Top of Information
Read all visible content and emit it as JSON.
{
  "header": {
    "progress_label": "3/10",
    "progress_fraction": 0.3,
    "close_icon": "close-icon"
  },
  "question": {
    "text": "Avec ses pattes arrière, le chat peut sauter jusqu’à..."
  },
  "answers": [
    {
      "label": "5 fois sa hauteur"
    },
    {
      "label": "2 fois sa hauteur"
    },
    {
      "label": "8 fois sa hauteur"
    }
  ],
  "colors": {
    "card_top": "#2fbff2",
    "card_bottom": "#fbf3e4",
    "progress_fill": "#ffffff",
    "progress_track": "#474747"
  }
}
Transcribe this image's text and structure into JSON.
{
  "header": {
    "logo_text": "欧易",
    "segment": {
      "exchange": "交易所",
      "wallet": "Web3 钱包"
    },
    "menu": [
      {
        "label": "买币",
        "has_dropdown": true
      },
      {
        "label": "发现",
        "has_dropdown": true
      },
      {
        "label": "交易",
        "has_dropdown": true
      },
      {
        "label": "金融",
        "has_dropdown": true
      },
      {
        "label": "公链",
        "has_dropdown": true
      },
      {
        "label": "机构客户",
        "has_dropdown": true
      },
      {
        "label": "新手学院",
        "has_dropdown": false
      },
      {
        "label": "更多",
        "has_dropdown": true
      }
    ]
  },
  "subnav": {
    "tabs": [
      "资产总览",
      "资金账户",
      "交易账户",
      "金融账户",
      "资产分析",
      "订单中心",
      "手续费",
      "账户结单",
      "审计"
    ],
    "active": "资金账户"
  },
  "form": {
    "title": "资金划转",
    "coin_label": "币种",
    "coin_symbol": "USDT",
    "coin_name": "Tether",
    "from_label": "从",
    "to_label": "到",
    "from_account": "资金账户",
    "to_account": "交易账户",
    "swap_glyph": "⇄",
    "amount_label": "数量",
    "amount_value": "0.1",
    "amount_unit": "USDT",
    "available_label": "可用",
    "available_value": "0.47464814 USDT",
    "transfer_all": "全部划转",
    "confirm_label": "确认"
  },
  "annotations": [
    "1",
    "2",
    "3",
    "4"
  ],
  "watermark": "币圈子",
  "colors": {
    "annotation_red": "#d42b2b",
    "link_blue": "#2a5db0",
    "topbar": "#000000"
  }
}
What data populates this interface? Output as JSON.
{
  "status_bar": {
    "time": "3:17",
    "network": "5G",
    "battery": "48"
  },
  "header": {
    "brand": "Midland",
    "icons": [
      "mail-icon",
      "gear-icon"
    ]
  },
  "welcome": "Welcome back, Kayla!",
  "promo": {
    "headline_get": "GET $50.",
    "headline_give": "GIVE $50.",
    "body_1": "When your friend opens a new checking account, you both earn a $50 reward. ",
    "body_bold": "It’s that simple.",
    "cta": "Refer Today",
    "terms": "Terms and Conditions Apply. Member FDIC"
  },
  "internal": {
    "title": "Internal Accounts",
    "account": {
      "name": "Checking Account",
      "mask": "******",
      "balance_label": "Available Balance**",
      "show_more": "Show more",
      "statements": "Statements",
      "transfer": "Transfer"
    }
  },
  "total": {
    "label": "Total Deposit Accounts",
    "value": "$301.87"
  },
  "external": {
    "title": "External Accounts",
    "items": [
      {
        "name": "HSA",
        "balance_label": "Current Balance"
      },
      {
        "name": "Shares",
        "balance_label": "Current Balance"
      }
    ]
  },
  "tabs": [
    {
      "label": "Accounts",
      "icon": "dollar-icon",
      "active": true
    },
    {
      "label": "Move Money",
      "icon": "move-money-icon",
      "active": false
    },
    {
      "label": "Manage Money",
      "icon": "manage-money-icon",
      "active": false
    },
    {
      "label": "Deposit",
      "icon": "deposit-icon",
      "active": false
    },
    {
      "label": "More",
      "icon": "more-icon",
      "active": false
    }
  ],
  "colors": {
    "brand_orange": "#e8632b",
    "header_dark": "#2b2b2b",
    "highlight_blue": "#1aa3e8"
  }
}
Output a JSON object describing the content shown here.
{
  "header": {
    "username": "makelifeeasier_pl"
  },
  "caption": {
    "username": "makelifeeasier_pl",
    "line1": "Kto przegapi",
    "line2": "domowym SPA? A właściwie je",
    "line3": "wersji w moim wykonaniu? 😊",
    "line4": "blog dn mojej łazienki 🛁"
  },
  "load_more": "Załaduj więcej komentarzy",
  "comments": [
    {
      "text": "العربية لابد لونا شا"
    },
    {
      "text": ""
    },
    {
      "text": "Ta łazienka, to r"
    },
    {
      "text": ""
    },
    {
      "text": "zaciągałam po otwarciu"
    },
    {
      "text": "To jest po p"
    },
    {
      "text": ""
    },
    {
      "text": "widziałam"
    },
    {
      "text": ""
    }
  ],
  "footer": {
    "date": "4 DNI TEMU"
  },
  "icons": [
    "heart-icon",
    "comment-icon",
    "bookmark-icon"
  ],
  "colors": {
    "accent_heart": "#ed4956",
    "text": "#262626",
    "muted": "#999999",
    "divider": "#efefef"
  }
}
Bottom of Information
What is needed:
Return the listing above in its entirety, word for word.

Answer section:
Read all visible content and emit it as JSON.
{
  "header": {
    "progress_label": "3/10",
    "progress_fraction": 0.3,
    "close_icon": "close-icon"
  },
  "question": {
    "text": "Avec ses pattes arrière, le chat peut sauter jusqu’à..."
  },
  "answers": [
    {
      "label": "5 fois sa hauteur"
    },
    {
      "label": "2 fois sa hauteur"
    },
    {
      "label": "8 fois sa hauteur"
    }
  ],
  "colors": {
    "card_top": "#2fbff2",
    "card_bottom": "#fbf3e4",
    "progress_fill": "#ffffff",
    "progress_track": "#474747"
  }
}
Transcribe this image's text and structure into JSON.
{
  "header": {
    "logo_text": "欧易",
    "segment": {
      "exchange": "交易所",
      "wallet": "Web3 钱包"
    },
    "menu": [
      {
        "label": "买币",
        "has_dropdown": true
      },
      {
        "label": "发现",
        "has_dropdown": true
      },
      {
        "label": "交易",
        "has_dropdown": true
      },
      {
        "label": "金融",
        "has_dropdown": true
      },
      {
        "label": "公链",
        "has_dropdown": true
      },
      {
        "label": "机构客户",
        "has_dropdown": true
      },
      {
        "label": "新手学院",
        "has_dropdown": false
      },
      {
        "label": "更多",
        "has_dropdown": true
      }
    ]
  },
  "subnav": {
    "tabs": [
      "资产总览",
      "资金账户",
      "交易账户",
      "金融账户",
      "资产分析",
      "订单中心",
      "手续费",
      "账户结单",
      "审计"
    ],
    "active": "资金账户"
  },
  "form": {
    "title": "资金划转",
    "coin_label": "币种",
    "coin_symbol": "USDT",
    "coin_name": "Tether",
    "from_label": "从",
    "to_label": "到",
    "from_account": "资金账户",
    "to_account": "交易账户",
    "swap_glyph": "⇄",
    "amount_label": "数量",
    "amount_value": "0.1",
    "amount_unit": "USDT",
    "available_label": "可用",
    "available_value": "0.47464814 USDT",
    "transfer_all": "全部划转",
    "confirm_label": "确认"
  },
  "annotations": [
    "1",
    "2",
    "3",
    "4"
  ],
  "watermark": "币圈子",
  "colors": {
    "annotation_red": "#d42b2b",
    "link_blue": "#2a5db0",
    "topbar": "#000000"
  }
}
What data populates this interface? Output as JSON.
{
  "status_bar": {
    "time": "3:17",
    "network": "5G",
    "battery": "48"
  },
  "header": {
    "brand": "Midland",
    "icons": [
      "mail-icon",
      "gear-icon"
    ]
  },
  "welcome": "Welcome back, Kayla!",
  "promo": {
    "headline_get": "GET $50.",
    "headline_give": "GIVE $50.",
    "body_1": "When your friend opens a new checking account, you both earn a $50 reward. ",
    "body_bold": "It’s that simple.",
    "cta": "Refer Today",
    "terms": "Terms and Conditions Apply. Member FDIC"
  },
  "internal": {
    "title": "Internal Accounts",
    "account": {
      "name": "Checking Account",
      "mask": "******",
      "balance_label": "Available Balance**",
      "show_more": "Show more",
      "statements": "Statements",
      "transfer": "Transfer"
    }
  },
  "total": {
    "label": "Total Deposit Accounts",
    "value": "$301.87"
  },
  "external": {
    "title": "External Accounts",
    "items": [
      {
        "name": "HSA",
        "balance_label": "Current Balance"
      },
      {
        "name": "Shares",
        "balance_label": "Current Balance"
      }
    ]
  },
  "tabs": [
    {
      "label": "Accounts",
      "icon": "dollar-icon",
      "active": true
    },
    {
      "label": "Move Money",
      "icon": "move-money-icon",
      "active": false
    },
    {
      "label": "Manage Money",
      "icon": "manage-money-icon",
      "active": false
    },
    {
      "label": "Deposit",
      "icon": "deposit-icon",
      "active": false
    },
    {
      "label": "More",
      "icon": "more-icon",
      "active": false
    }
  ],
  "colors": {
    "brand_orange": "#e8632b",
    "header_dark": "#2b2b2b",
    "highlight_blue": "#1aa3e8"
  }
}
Output a JSON object describing the content shown here.
{
  "header": {
    "username": "makelifeeasier_pl"
  },
  "caption": {
    "username": "makelifeeasier_pl",
    "line1": "Kto przegapi",
    "line2": "domowym SPA? A właściwie je",
    "line3": "wersji w moim wykonaniu? 😊",
    "line4": "blog dn mojej łazienki 🛁"
  },
  "load_more": "Załaduj więcej komentarzy",
  "comments": [
    {
      "text": "العربية لابد لونا شا"
    },
    {
      "text": ""
    },
    {
      "text": "Ta łazienka, to r"
    },
    {
      "text": ""
    },
    {
      "text": "zaciągałam po otwarciu"
    },
    {
      "text": "To jest po p"
    },
    {
      "text": ""
    },
    {
      "text": "widziałam"
    },
    {
      "text": ""
    }
  ],
  "footer": {
    "date": "4 DNI TEMU"
  },
  "icons": [
    "heart-icon",
    "comment-icon",
    "bookmark-icon"
  ],
  "colors": {
    "accent_heart": "#ed4956",
    "text": "#262626",
    "muted": "#999999",
    "divider": "#efefef"
  }
}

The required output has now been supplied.